### [Records for this exercise]
*** Block opens ***
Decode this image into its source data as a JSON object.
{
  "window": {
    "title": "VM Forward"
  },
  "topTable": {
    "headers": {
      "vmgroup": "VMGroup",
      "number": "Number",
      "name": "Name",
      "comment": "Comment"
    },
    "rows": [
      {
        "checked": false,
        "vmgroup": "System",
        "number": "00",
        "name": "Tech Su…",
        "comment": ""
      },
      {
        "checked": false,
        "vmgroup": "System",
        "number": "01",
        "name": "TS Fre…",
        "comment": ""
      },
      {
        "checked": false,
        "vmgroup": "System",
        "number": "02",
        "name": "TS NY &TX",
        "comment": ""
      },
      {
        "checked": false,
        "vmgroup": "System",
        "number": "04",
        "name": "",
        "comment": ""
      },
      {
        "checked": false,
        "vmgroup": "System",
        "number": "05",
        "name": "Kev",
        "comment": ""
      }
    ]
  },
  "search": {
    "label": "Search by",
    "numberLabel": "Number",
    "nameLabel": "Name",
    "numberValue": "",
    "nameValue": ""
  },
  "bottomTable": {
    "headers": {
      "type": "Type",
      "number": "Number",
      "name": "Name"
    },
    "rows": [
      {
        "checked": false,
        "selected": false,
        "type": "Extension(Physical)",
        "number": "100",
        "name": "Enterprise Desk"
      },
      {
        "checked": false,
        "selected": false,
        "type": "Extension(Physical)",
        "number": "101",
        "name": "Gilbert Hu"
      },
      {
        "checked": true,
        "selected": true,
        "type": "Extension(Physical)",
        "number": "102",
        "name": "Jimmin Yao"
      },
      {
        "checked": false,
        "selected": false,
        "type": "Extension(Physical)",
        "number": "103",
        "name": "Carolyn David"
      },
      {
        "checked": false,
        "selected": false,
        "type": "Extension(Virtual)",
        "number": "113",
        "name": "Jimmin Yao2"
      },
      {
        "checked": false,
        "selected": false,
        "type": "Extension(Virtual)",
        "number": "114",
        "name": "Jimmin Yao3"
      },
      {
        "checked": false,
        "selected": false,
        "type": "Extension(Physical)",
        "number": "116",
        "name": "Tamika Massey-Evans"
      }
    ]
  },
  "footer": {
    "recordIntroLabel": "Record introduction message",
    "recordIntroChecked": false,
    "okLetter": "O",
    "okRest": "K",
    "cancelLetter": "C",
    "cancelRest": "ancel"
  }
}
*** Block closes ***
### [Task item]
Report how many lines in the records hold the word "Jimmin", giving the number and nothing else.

### [Solution]
3